There are only two qualms I have with this book. First, I take slight issue with the inclusion of the Nigel Holmes diamond visualization in the last chapter of section one that discusses empty space in a visualization. While this is a memorable image – and certainly a central one to the chartjunk debate – I find its sexualization and stereotyping of women problematic, and I think the same point could have been made with a chart that was equally memorable but without the sexist imagery. 

I asked Neil about the choice to include this image in the book in our interview, and he explained that it’s the dataviz critiqued by Tufte in his book Envisioning Information. So to introduce the chartjunk conversation, Neil used the same image. In our interview, Neil acknowledged that in the present day (40 years since the original image was produced), he would visualize it differently. But in terms of impact and memorability (and to introduce the debate on empty space), he selected the same image Tufte used to start with.

Second, in the chapter “What are Data Portraits?” Neil provides a recreation of W.E.B. Du Bois’s City and Rural Population visualization. This recreation focuses on palm oil production and its impact on orangutans, and the discussion of the recreation includes the consideration of adding an image of an ape to the dataviz. I agree with Neil’s valid inclination not to represent himself as anything other than his “privileged white male” (p. 232) identities. However, I think it is precisely because of that privilege that he has a larger voice and a responsibility to point out oppression and white supremacy in society.
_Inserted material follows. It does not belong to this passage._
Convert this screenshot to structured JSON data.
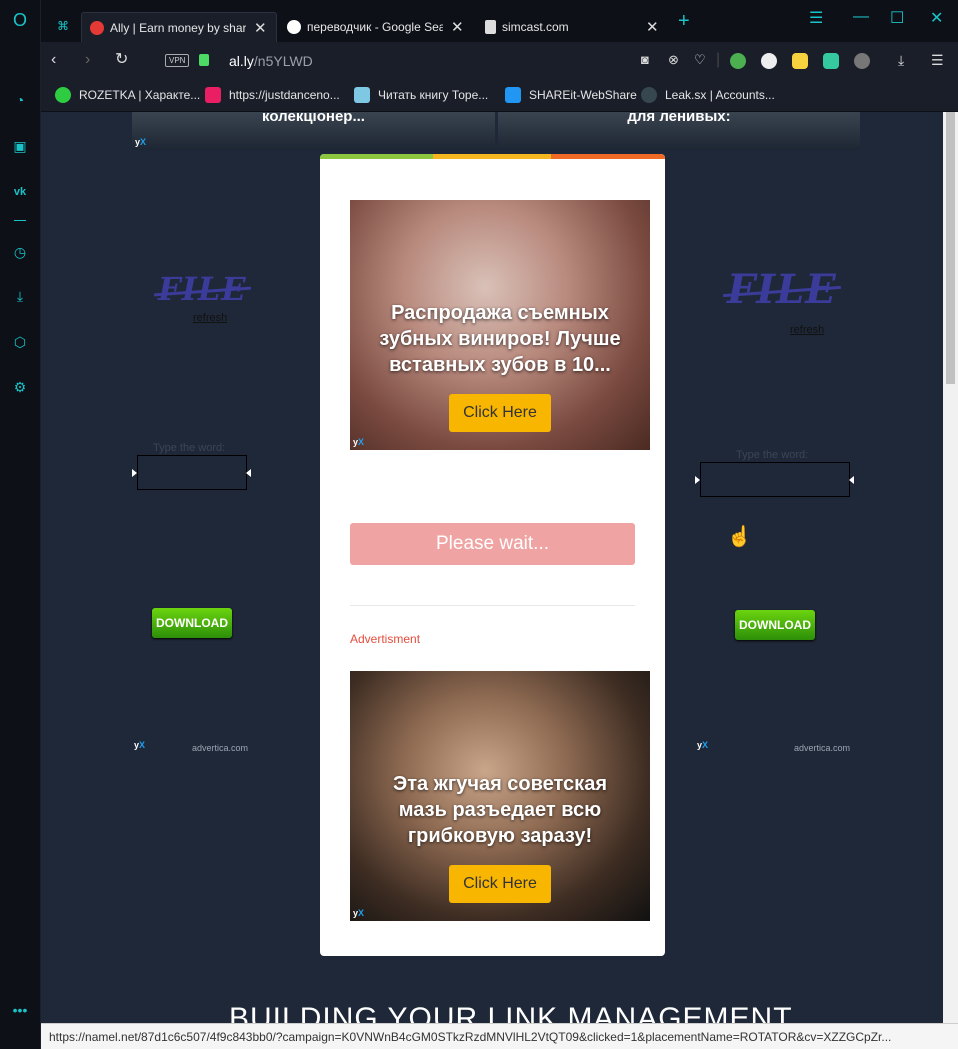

Certainly data around race needs to be treated with care, but I find the choice to recreate Du Bois’s work with a topic related to primates rather than current data on inequality somewhat problematic and a missed opportunity.

I also asked Neil about this choice in our interview, he explained that he focused on the recreation of the design more than the subject of the dataviz. To this end, Neil looked for a completely different dataset with four values and one number much larger than the other three to recreate Du Bois’s work in his own way. Neil also explained that he has done environmental campaigning around palm oil and visited Indonesia to see the plight of orangutans in the past, which he has never had the opportunity to visualize before. So, he decided on that topic and data for the recreation and focused on matching the design of Du Bois’s original work. 

Despite these two minor issues, I think that Questions in Dataviz provides a compelling journey through dataviz practices and examples. I enjoyed reading this book and spent quite a bit of time examining the variety of visualization examples provided. I am also really grateful to have had the opportunity to speak with Neil about the book and his process. 

The last question I asked in our interview was about his favorite chapter in the book. Neil’s response: “What’s in a color?” in section one, “Why do we visualize using triangles?” in section two, and “Why do I use flowers to visualize data?” in section three. Because the book is based on Neil’s own experience and personal dataviz exploration, he enjoys all the chapters – if he didn’t think it was fun, he didn’t put it in the book. 

While Questions in Dataviz poses many questions, Neil is clear in his intent to provide exploration and discussion rather than answers. He encourages the reader to make their own conclusions and consider the nuance within each question. Overall, I think this is a highly effective book that certainly inspired me to try some new things in my own data visualization practice.


Pick up your own copy of Neil’s book today!

Author profile

Jenn Schilling is the founder of Schilling Data Studio, a data visualization training and consulting agency. She has a decade of experience applying data science and data visualization in a variety of industries, including supply chain, market research, and higher education. Jenn loves telling compelling stories with data and teaching others how to create impactful visualizations.